The wetting of a droplet on a rough surface (top left), simulation of two immiscible droplets (top right), condensation of water droplets on fibers (bottom left), a computer model of a granular sand structure for simulating single- and multiple-phase flow (bottom right).

Fluids on Structured Surfaces and in Porous Structures

Steinbeis experts develop simulation software

Wetting and fluid spread on structured surfaces and in cellular porous media play a central role in a wide spectrum of applications used for a variety of different materials. A new software package developed at the Karlsruhe University of Applied Sciences called Pace3D makes it possible to simulate the angle of contact of liquid droplets on complex surfaces. Computer simulations using Pace3D are now available though the Steinbeis Transfer Center for Material Simulation and Process Optimization.

There are numerous areas where fluid spread is encountered, ranging from the lotus effect on surfaces with rough nanostructures or microstructures to fluids penetrating construction materials as a precursor of corrosion and condensation, or evaporation on textile fibers when extracting water.

The models used at the Karlsruhe University of Applied Sciences for Pace3D are based on the principles of energy minimization and they are powerful enough to capture the 3D topology and spreading properties of several immiscible fluids, even taking the properties of specific substances into account.

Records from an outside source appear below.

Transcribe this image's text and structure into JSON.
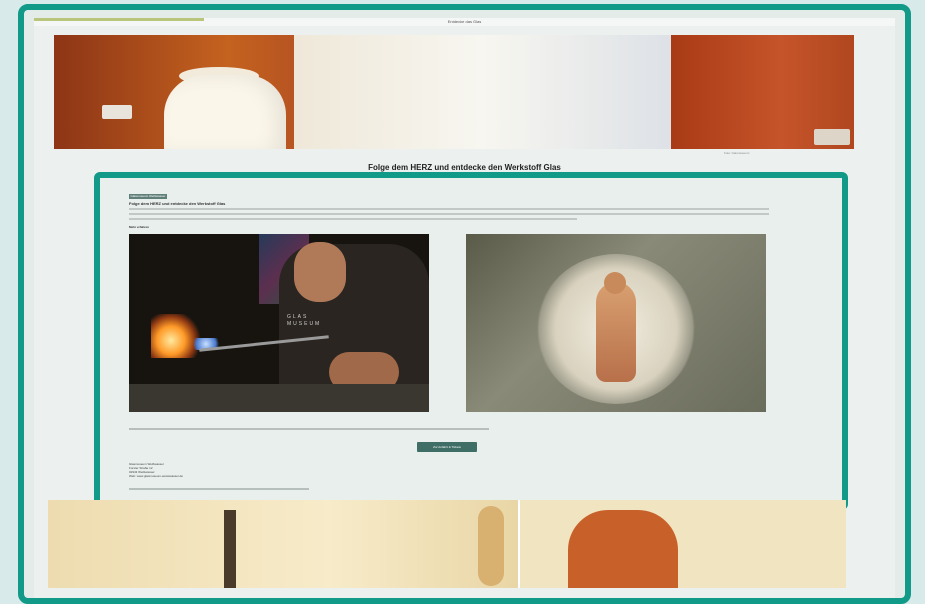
{
  "browser": {
    "top_label": "Entdecke das Glas"
  },
  "hero": {
    "credit": "Foto: Glasmuseum"
  },
  "main": {
    "heading": "Folge dem HERZ und entdecke den Werkstoff Glas"
  },
  "article": {
    "tag": "Glasmuseum Weißwasser",
    "title": "Folge dem HERZ und entdecke den Werkstoff Glas",
    "more_link": "Mehr erfahren",
    "photo1_shirt_text": "GLAS\nMUSEUM",
    "cta_label": "Zur Anfahrt & Tickets",
    "address_lines": [
      "Glasmuseum Weißwasser",
      "Forster Straße 12",
      "02943 Weißwasser",
      "Web: www.glasmuseum-weisswasser.de"
    ]
  },
  "colors": {
    "highlight_border": "#119a88",
    "cta_bg": "#3f6e66",
    "page_bg": "#d8ebea"
  }
}
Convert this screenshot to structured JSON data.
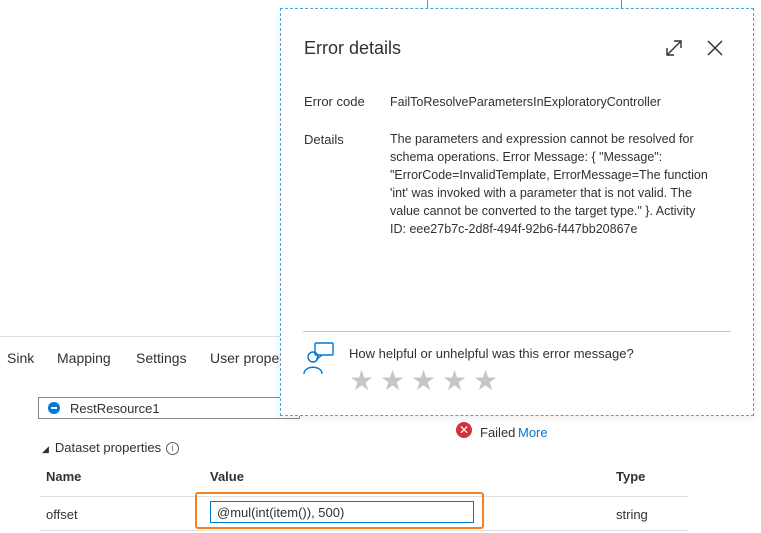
{
  "tabs": [
    "Sink",
    "Mapping",
    "Settings",
    "User prope"
  ],
  "dataset": {
    "selected": "RestResource1"
  },
  "status": {
    "text": "Failed",
    "link": "More"
  },
  "dataset_properties": {
    "heading": "Dataset properties",
    "columns": {
      "name": "Name",
      "value": "Value",
      "type": "Type"
    },
    "rows": [
      {
        "name": "offset",
        "value": "@mul(int(item()), 500)",
        "type": "string"
      }
    ]
  },
  "error_dialog": {
    "title": "Error details",
    "error_code_label": "Error code",
    "error_code": "FailToResolveParametersInExploratoryController",
    "details_label": "Details",
    "details_lines": [
      "The parameters and expression cannot be resolved for",
      "schema operations. Error Message: { \"Message\":",
      "\"ErrorCode=InvalidTemplate, ErrorMessage=The function",
      "'int' was invoked with a parameter that is not valid. The",
      "value cannot be converted to the target type.\" }. Activity",
      "ID: eee27b7c-2d8f-494f-92b6-f447bb20867e"
    ],
    "feedback_question": "How helpful or unhelpful was this error message?",
    "rating_max": 5,
    "rating_selected": 0
  },
  "colors": {
    "accent": "#0078d4",
    "error": "#d13438",
    "highlight": "#f4801f"
  }
}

The physical properties of fluids and supporting structures form part of the modeling and make it possible to analyze the processes behind the angle of contact on a variety of treated surfaces.

The simulations allow researchers to investigate how wetting is influenced by surface properties, the geometric alignment of structures, and components. They can also systematically examine capillary forces. As part of the funding project with the partners in industry, the experts from Karlsruhe have successfully used Pace3D to predict condensation and evaporation rates, to determine anisotropic permeability properties, to ascertain volumes of liquid, and to determine liquid advance in channels, cracks, and structures with pores.


Prof. Dr. Britta Nestler
Steinbeis Transfer Center Material Simulation and Process Optimization (Karlsruhe)